Ky. National Guard Releases Heavily Redacted Review of Louisville Deployment
An administrative investigation into the Kentucky National Guard’s fatal deployment to Louisville last summer concluded that soldiers followed proper training and procedures when responding to protests — and when officers returned gunfire and killed David McAtee.
But how the investigation drew those conclusions and what lessons they learned from the deployment remain secret, because most of the documents provided to the Kentucky Center for Investigative Reporting in response to an open records request are heavily redacted.
The guard has refused to name the soldier who shot David McAtee or the unit they were part of, and nearly all the recommendations for future crowd control deployments were completely blacked out.
Kentucky National Guard spokesperson Lt. Col. Stephen Martin said in an email that most of the details and recommendations won’t be shared with the public “due to operational security and protection of the force requirements.”
Specific information related to the killing of McAtee was withheld at the request of the Department of Justice, which is still conducting its own investigation into the shooting and asked the guard not to release information that could be used in federal prosecutions.
KyCIR first requested the documents last July, and the investigation was projected to be complete soon after. National Guard spokesperson Martin said as recently as this month that the report was not finished, citing “other priorities” for the investigators. But the after-action report is dated in late June 2020, and the administrative investigation is dated Aug. 30, 2020.
When asked why the report wasn’t released sooner, Martin said the report was subject to a review through the chain of command. He provided a letter from the guard’s attorney saying the legal review was complete; that letter was dated the afternoon of May 5, the same day KyCIR published a story about the delayed release of the report.
The McAtee Investigation
Gov. Andy Beshear activated the guard on May 30 to support law enforcement in Louisville after large protests over the police killing of Breonna Taylor erupted downtown. Beshear’s activation order says he was calling in the National Guard “for the purposes of protecting lives and property and enforcing the laws of the Commonwealth.”
The records released this week include the “mission tasking order” from that deployment, which explains the threats the guard was called to respond to and the specific instructions given to deployed soldiers, but that information is all redacted.
After midnight on June 1, after the protests downtown had dispersed, soldiers accompanied Louisville Metro Police officers to the West End, where a large and predominantly Black crowd was gathered in a parking lot at the corner of 26th Street and West Broadway. LMPD officers fired pepper balls into the crowd and at McAtee’s restaurant, Yaya’s BBQ. As people ran into his restaurant, McAtee leaned out the door and fired a shot; when he leaned out a second time, two LMPD officers and two members of the National Guard fired their weapons.
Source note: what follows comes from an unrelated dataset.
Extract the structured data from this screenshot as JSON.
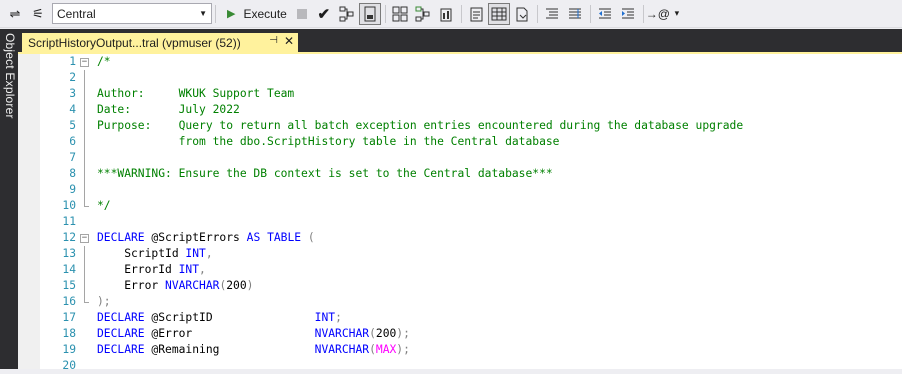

A Guardsman fired the only bullet that struck and killed McAtee.
The National Guard ended its mission in Louisville on June 7.
By then, Brigadier General Bryan Howay had already commissioned an investigator from the Indiana National Guard to answer a few questions raised in the wake of McAtee’s killing.
Those questions included:
- Why was this particular (and to the public, unnamed) unit tasked with this mission?
- Were they properly trained in crowd control?
- Were they qualified to use the M-4 rifles they carried and fired when they shot McAtee?
- Were they given specific instructions on use of force during the mission?
- And was their use of force consistent with the mission, command policy and state law?
On each point, the investigative officer, Brigadier General Steven T. King of the Indiana National Guard, found the guard members were prepared, well trained and acted lawfully.
The After-Action Review
The after-action review included 66 recommendations, but only three were made public. One noted that the guard should continue to provide soldiers with resources around behavioral health. The other two dealt with personnel reports.
The review did include one “overall recommendation”: that the Kentucky National Guard develop response guidelines and make sure command staff can deliver on the responses for similar actions.
But much of the specifics contained in the review are redacted. Even a paragraph explaining the concept of an after-action report was deemed by the guard to be private.
A timeline of the events of early June was redacted, according to the guard, because revealing the information has a “reasonable likelihood” of threatening public safety.
When asked to summarize what the National Guard would do differently while responding to future protests, Martin of the Kentucky National Guard said only that the records were not releasable.